David used short, small conducting gestures, taking the movement as fast as artistically possible, and the players responded with the utmost precision.
It sizzled with energy, and there was a decrescendo on a rising cadence that seemed to elevate the whole audience.
The second movement, Andante con moto, was graceful and charming, with very expressive solo flute playing by Grace Dunsmore.
The third movement, a Minuet and Trio, had tremendous momentum and dynamic contrasts, with smooth violin playing in the Trio.
The fourth movement, Allegro Vivace, had a quick and quiet beginning, like the first movement, and David appeared to be floating over the podium. He had everyone playing together as one unit, perfectly capturing the spirit of the music, of Schubert at his best.
The problem with my initial exposure to this symphony was the problem encountered by any entirely amateur orchestra; it was the blind leading the blind, and stumbling over all kinds of technical difficulties.
Any entirely professional orchestra can develop the opposite problem; the playing can become perfunctory.
The Newfoundland Symphony Orchestra achieves its synergy from being semi-professional. The students find themselves playing better than they could ever have imagined as they rise to the level of the core of professional musicians.
Spring comes dancing in the palpable input of young energy into the orchestra, in the Suncor scholarship students, among others, who are overjoyed to be there. And the excitement and immediacy are maintained because of the “telescopic” rehearsal schedule, a term I learned from Doug Dunsmore.
Nothing is overpractised. The orchestra doesn’t get the sheet music until several weeks before the concert, then works on it intensively. This system works.
And finally, spring came … no, you’re tired of that, so I’m going to vary the theme. The lady sitting behind me, Dr. S. Doyle, commented that she had decided to come to the concert rather than accompany her husband and children to the hockey game because there’s no substitute for a live concert.
I agree, of course, but why exactly is that? Glenn Gould opted for the pristine privacy of the recording studio, although, as we know from his second, filmed recording of the Goldberg Variations shortly before his death, he was as hard on himself in the studio as is any performer on stage. There were no retakes.
So what did the live performance on Saturday have to offer that a good recording of the program wouldn’t have? We got to see someone who wasn’t playing an instrument.

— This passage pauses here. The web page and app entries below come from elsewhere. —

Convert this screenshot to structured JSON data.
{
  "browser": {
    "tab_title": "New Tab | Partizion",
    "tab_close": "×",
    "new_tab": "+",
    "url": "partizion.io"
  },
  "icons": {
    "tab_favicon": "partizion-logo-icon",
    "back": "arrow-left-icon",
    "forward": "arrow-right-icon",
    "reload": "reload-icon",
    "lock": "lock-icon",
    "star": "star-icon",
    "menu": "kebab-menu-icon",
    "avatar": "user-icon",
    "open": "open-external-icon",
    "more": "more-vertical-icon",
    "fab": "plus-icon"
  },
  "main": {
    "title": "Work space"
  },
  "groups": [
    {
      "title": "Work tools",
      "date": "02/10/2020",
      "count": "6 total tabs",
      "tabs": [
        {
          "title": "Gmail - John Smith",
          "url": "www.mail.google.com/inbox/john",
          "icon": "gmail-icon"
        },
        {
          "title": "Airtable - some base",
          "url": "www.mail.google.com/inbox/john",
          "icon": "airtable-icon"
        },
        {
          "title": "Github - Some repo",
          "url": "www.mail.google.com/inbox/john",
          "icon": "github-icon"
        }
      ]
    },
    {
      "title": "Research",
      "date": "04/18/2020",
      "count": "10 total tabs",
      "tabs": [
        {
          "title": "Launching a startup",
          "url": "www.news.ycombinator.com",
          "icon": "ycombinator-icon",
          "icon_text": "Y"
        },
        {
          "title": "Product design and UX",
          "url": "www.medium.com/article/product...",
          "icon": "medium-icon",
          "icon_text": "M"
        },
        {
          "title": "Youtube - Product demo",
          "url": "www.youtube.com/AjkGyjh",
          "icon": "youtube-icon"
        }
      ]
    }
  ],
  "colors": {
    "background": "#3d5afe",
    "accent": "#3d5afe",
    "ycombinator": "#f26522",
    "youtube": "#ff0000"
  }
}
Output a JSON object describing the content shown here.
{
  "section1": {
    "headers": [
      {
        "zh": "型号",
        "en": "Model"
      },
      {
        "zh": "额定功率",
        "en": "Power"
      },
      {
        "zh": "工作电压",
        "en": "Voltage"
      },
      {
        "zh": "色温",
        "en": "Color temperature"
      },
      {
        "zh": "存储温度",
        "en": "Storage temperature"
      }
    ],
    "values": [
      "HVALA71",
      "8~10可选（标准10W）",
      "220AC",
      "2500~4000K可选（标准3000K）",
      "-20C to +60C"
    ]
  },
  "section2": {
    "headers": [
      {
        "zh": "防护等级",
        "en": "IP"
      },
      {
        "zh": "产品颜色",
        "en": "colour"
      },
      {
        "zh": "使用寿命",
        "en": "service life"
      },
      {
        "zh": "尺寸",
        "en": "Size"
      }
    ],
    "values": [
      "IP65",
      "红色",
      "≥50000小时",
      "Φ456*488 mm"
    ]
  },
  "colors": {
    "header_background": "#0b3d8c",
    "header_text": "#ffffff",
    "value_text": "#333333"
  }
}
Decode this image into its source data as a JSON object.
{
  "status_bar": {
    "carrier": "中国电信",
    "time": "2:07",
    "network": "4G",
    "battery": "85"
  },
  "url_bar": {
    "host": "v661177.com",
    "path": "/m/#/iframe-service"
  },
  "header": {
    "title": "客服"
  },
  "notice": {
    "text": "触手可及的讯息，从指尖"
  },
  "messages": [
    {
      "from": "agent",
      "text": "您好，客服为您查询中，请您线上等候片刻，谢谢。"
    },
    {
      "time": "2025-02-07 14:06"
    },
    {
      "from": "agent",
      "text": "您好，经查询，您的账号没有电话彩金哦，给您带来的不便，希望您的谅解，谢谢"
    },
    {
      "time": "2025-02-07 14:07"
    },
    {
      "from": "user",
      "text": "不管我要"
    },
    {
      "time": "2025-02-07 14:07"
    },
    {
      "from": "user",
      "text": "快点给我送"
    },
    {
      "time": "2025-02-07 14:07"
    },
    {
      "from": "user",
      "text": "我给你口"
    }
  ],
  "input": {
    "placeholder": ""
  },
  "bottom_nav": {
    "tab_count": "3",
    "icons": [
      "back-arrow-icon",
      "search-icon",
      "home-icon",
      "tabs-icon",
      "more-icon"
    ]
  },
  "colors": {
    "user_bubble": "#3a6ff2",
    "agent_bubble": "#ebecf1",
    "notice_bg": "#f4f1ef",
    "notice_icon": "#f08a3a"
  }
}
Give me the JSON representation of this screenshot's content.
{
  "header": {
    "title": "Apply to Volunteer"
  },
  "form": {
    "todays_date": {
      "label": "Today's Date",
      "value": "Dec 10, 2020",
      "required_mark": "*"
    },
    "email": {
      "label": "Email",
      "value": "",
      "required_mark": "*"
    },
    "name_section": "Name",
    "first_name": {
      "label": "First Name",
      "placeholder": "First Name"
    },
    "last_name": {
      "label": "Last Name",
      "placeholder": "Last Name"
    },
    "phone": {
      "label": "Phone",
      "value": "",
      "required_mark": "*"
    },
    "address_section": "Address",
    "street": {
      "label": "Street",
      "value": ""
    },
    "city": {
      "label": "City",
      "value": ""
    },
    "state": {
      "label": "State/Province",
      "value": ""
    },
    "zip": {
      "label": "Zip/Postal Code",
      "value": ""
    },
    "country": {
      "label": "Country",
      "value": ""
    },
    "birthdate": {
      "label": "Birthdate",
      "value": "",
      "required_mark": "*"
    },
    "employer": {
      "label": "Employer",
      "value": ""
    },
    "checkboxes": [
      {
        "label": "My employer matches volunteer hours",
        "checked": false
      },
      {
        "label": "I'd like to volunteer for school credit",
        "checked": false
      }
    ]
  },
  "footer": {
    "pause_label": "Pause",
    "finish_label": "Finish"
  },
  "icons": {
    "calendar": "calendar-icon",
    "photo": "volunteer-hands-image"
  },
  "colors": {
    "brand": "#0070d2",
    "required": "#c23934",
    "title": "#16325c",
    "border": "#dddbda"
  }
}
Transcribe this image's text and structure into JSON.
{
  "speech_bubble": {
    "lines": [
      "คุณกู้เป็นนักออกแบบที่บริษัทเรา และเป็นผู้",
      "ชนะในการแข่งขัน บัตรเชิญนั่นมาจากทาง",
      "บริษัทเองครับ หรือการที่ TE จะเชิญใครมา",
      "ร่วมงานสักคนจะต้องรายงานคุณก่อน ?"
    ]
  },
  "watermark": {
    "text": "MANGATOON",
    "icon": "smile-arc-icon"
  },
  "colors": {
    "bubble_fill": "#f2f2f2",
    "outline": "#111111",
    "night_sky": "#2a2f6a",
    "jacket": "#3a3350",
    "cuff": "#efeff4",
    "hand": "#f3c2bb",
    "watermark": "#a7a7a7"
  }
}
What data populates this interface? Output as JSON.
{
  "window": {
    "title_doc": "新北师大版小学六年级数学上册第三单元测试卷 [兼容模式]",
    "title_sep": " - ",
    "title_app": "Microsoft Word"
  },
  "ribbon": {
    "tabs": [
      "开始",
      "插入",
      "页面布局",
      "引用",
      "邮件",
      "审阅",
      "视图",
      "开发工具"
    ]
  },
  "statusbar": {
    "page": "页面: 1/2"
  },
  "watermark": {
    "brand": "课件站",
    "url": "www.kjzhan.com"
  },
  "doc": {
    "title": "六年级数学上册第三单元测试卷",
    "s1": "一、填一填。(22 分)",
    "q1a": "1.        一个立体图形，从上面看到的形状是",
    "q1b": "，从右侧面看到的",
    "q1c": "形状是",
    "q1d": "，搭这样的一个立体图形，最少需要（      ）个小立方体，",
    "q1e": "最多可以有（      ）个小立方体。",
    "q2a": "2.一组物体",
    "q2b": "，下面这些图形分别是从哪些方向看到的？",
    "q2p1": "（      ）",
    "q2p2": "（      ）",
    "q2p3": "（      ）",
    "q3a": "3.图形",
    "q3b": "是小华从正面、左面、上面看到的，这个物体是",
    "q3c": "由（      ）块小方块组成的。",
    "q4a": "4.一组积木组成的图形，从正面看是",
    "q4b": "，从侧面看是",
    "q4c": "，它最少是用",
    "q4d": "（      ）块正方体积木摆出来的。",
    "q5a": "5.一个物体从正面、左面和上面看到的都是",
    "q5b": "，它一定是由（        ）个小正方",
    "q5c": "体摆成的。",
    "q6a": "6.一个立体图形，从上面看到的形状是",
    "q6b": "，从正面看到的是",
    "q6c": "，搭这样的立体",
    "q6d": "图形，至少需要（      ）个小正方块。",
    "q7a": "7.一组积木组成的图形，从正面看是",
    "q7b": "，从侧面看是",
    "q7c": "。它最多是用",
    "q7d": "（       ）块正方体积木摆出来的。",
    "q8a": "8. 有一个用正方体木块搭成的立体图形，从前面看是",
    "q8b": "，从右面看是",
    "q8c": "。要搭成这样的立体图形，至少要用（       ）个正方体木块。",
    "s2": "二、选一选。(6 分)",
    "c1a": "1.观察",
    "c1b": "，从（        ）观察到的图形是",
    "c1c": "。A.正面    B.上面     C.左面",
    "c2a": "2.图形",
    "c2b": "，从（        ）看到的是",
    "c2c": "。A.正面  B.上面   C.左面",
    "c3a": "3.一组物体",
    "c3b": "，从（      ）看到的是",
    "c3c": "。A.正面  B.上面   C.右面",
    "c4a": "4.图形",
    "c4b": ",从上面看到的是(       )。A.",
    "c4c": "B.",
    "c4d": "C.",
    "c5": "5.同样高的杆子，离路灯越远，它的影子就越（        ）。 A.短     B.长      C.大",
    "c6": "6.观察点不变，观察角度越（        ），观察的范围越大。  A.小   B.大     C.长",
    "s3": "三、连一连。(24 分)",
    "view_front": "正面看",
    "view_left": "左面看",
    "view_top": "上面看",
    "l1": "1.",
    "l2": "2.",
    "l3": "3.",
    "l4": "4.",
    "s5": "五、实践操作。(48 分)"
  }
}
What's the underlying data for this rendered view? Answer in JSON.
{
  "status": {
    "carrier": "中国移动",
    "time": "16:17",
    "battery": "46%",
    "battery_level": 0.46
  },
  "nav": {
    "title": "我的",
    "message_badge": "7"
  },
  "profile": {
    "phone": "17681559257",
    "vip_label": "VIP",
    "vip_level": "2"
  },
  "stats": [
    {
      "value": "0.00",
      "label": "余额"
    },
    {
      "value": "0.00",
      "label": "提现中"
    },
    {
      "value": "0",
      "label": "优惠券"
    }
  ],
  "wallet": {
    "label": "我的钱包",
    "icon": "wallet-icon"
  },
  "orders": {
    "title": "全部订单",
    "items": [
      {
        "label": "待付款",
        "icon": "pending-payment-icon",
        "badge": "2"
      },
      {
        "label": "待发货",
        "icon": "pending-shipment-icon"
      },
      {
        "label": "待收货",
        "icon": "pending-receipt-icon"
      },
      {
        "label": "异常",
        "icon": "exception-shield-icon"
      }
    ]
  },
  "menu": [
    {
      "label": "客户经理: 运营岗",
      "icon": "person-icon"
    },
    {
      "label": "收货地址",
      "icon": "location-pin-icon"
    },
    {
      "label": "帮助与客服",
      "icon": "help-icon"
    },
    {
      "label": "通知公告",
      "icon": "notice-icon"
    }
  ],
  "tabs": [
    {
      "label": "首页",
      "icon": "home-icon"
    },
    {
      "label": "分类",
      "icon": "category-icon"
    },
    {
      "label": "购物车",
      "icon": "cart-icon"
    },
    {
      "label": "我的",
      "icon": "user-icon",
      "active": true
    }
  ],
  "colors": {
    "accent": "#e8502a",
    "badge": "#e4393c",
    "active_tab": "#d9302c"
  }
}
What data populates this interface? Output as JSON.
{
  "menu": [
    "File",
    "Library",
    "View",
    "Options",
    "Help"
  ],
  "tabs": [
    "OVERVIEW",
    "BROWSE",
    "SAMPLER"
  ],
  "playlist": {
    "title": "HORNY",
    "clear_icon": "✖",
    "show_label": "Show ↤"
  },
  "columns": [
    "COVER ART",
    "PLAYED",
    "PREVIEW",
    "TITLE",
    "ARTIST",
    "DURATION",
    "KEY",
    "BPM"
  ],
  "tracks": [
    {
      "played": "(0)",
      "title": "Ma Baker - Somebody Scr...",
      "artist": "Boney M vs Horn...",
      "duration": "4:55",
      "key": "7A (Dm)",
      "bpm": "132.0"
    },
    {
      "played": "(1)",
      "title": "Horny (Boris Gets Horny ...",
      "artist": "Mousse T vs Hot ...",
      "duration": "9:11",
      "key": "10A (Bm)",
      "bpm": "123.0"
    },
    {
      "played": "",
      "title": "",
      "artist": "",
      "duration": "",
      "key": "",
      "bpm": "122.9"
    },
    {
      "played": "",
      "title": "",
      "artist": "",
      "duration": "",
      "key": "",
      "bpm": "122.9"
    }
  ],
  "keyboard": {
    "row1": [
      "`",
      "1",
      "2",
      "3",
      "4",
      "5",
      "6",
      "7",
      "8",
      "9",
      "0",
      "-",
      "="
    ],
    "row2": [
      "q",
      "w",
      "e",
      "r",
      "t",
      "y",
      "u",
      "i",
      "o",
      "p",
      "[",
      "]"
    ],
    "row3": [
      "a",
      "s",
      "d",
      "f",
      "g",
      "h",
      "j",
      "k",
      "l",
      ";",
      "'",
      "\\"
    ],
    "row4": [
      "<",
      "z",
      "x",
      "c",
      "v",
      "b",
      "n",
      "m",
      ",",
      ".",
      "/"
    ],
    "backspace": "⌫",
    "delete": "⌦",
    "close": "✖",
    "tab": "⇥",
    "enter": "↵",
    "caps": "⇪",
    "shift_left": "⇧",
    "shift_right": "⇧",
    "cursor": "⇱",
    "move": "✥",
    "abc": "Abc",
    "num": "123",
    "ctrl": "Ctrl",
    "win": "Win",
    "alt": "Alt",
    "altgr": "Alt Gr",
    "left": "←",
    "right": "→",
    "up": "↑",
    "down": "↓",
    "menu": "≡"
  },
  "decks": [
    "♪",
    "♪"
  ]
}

He was playing the orchestra, his orchestra performing his program, which was very challenging. Those seemingly effortless, elegant gestures were navigating perilous ground.
In the Poulenc the time signature often changes in every bar, e.g. from 3/4 to 4/4 to 3/8 to 5/4 to 2/4 to 4/4 — Marc David came dancing.